Where the string "checkpoint" occurs in a line of the data below, that line should be copied.
Segment Start: EXERCISE DATA
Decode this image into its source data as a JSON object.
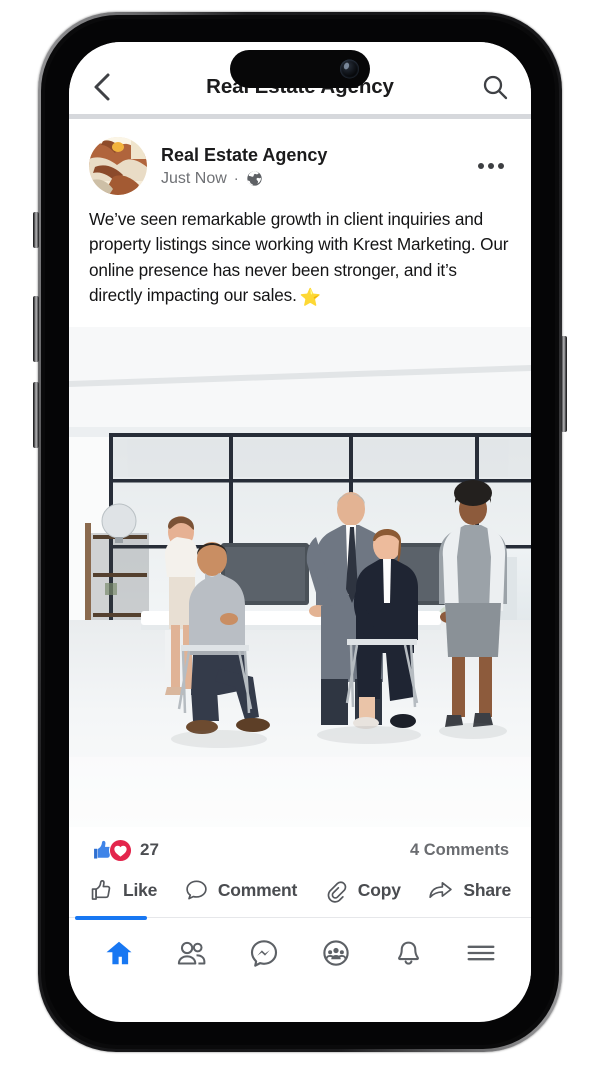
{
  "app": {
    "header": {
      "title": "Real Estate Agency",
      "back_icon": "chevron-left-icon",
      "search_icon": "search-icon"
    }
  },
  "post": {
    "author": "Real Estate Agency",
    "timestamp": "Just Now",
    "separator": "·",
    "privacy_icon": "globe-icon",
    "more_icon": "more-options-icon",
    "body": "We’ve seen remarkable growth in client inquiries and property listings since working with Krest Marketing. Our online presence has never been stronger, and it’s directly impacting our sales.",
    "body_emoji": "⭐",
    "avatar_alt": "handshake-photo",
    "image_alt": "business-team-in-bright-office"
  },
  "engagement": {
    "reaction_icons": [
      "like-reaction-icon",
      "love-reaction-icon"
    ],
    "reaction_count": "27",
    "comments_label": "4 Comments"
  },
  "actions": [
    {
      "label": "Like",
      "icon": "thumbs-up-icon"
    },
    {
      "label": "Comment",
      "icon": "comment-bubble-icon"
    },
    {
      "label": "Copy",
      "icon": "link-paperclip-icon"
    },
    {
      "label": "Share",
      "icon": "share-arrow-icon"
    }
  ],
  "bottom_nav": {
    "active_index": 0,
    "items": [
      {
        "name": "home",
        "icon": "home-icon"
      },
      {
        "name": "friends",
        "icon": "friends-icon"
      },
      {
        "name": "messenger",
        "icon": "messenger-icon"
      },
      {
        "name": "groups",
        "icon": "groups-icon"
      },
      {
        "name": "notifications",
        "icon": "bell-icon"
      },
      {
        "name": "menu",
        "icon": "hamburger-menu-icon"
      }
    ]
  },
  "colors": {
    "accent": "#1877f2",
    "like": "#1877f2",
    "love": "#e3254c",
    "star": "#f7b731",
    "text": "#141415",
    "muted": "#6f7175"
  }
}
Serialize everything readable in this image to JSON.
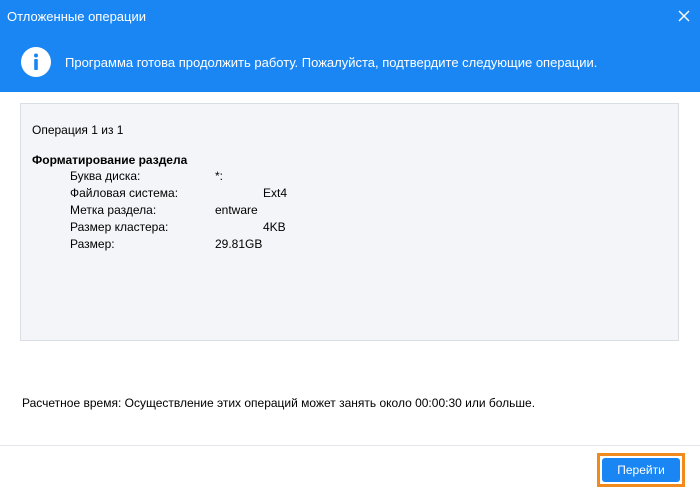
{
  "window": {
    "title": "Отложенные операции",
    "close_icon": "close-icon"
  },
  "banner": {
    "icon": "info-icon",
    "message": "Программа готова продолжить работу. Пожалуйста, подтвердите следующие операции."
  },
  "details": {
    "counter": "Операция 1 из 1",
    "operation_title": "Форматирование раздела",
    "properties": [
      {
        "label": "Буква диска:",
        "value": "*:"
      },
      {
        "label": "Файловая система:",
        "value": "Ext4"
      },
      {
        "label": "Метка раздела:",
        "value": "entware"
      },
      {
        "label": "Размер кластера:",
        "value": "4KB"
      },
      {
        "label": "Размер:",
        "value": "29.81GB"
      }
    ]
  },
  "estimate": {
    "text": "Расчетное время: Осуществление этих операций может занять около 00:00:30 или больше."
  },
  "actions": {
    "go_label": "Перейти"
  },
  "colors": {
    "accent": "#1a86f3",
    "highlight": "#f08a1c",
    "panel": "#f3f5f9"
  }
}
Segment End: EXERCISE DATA
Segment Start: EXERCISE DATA
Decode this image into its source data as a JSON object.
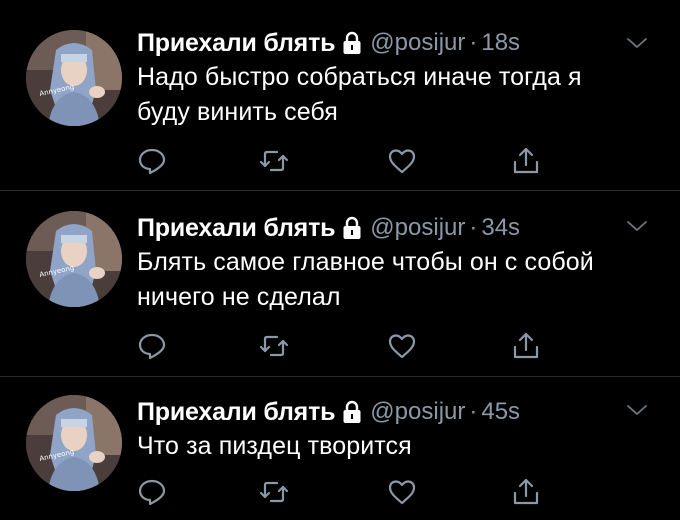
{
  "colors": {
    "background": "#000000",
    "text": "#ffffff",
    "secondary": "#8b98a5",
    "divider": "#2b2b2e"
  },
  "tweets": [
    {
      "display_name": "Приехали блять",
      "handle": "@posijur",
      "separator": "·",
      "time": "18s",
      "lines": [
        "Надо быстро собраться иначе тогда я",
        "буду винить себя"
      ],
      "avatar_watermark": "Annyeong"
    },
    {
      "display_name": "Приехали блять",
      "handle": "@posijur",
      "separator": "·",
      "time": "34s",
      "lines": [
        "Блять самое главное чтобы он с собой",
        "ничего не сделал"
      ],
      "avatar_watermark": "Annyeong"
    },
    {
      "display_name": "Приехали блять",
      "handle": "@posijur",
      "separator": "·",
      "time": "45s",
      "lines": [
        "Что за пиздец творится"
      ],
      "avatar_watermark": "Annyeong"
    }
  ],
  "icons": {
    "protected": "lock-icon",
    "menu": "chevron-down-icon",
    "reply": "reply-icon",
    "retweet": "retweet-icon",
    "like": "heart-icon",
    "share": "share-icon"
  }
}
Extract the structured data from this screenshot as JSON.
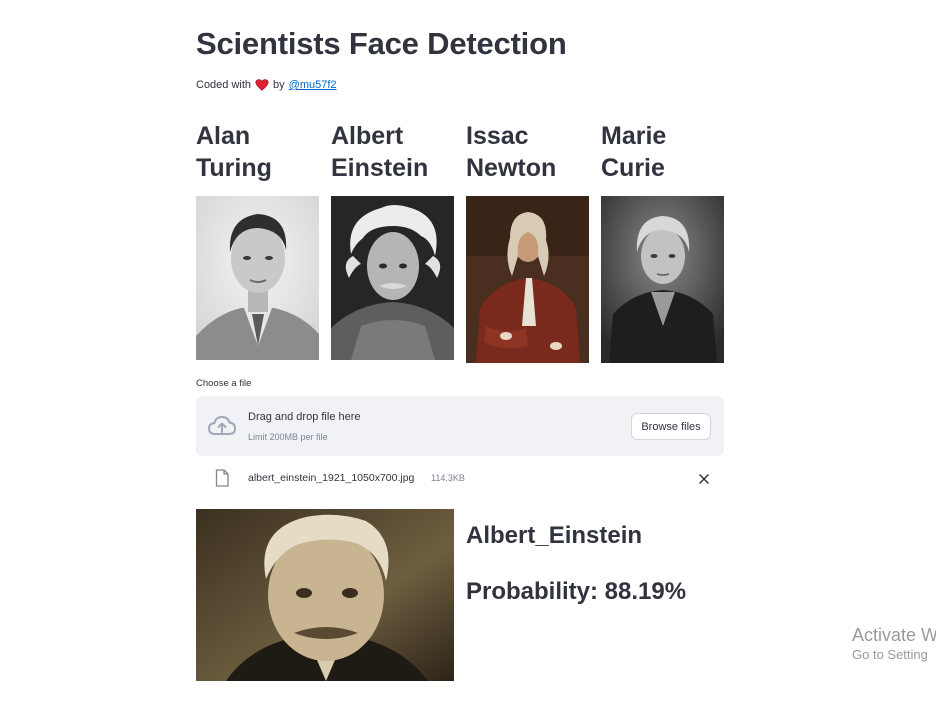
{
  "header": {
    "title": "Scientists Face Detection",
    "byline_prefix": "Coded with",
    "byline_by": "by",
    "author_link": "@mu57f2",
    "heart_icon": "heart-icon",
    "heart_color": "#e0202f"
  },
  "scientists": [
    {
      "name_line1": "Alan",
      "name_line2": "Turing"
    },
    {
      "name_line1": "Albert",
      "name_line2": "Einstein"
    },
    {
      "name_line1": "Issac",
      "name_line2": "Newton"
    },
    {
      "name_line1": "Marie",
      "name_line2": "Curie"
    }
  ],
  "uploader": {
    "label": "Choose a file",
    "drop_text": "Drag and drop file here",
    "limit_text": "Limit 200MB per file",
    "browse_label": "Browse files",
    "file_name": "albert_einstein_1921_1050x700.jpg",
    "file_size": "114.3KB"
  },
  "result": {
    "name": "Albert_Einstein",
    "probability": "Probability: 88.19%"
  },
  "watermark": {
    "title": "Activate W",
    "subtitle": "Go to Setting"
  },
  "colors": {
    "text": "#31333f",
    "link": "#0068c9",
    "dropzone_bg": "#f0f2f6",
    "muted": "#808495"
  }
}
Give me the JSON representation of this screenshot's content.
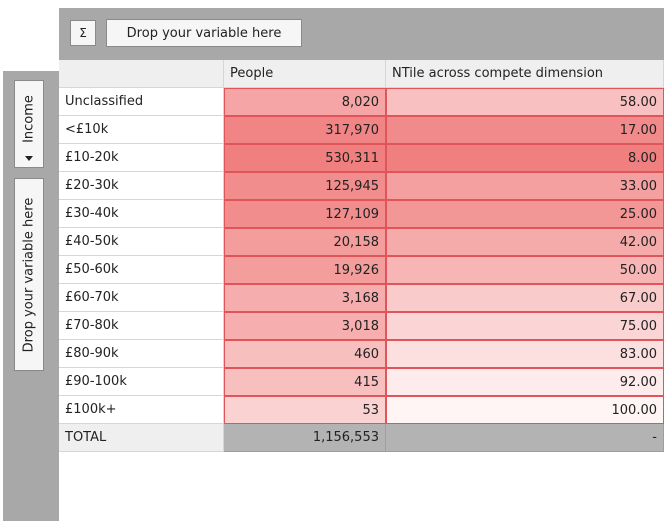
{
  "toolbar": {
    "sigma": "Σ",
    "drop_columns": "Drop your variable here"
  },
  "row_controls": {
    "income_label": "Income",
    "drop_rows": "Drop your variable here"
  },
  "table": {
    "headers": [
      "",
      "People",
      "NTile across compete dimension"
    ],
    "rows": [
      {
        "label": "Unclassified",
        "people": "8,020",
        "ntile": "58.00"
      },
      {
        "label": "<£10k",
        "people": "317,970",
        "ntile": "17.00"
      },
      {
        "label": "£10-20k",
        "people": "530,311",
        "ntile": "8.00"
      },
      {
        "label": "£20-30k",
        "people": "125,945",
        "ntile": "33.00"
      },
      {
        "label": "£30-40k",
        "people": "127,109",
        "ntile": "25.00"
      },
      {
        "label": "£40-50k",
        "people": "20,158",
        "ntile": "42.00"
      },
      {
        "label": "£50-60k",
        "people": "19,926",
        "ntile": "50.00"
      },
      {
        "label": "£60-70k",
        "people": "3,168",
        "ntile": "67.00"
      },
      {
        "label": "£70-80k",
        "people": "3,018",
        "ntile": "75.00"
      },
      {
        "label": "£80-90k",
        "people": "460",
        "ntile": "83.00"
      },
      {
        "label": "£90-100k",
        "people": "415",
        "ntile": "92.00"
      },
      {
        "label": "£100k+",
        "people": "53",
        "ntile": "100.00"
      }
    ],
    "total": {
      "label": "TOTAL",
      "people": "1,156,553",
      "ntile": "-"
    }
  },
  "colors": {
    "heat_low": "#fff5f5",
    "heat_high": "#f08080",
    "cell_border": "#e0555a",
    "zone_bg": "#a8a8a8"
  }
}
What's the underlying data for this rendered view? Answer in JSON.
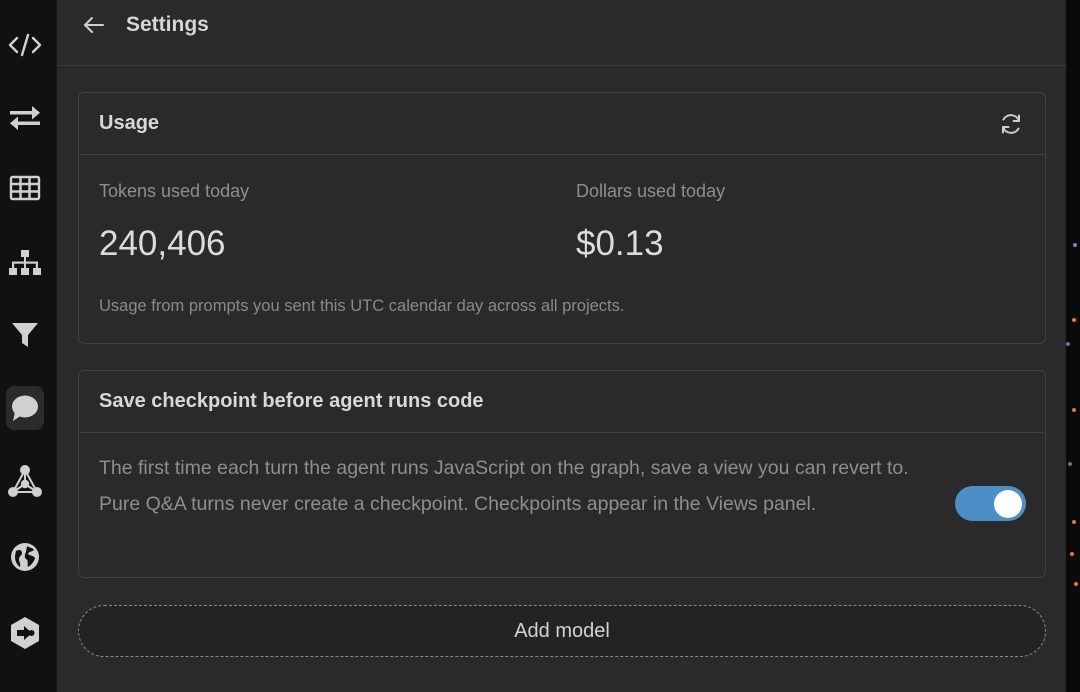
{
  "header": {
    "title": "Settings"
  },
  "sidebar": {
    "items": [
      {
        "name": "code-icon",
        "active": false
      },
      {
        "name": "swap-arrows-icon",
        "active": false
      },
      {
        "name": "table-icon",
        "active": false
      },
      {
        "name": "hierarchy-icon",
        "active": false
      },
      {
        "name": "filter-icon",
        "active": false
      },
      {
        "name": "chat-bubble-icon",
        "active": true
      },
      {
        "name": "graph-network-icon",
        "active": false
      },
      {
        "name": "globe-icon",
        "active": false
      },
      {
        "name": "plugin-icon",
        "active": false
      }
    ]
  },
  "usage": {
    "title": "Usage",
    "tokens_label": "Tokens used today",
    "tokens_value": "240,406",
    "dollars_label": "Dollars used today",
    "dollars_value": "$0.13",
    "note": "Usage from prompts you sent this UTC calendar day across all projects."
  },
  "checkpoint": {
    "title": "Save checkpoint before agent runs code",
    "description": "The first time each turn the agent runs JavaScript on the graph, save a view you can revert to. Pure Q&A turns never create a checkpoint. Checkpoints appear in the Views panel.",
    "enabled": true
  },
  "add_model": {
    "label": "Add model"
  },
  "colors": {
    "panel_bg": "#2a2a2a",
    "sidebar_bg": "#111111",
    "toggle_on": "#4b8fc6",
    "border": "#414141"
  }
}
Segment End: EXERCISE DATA
RESULT OF THE TASK:
  "checkpoint": {
    "title": "Save checkpoint before agent runs code",
    "description": "The first time each turn the agent runs JavaScript on the graph, save a view you can revert to. Pure Q&A turns never create a checkpoint. Checkpoints appear in the Views panel.",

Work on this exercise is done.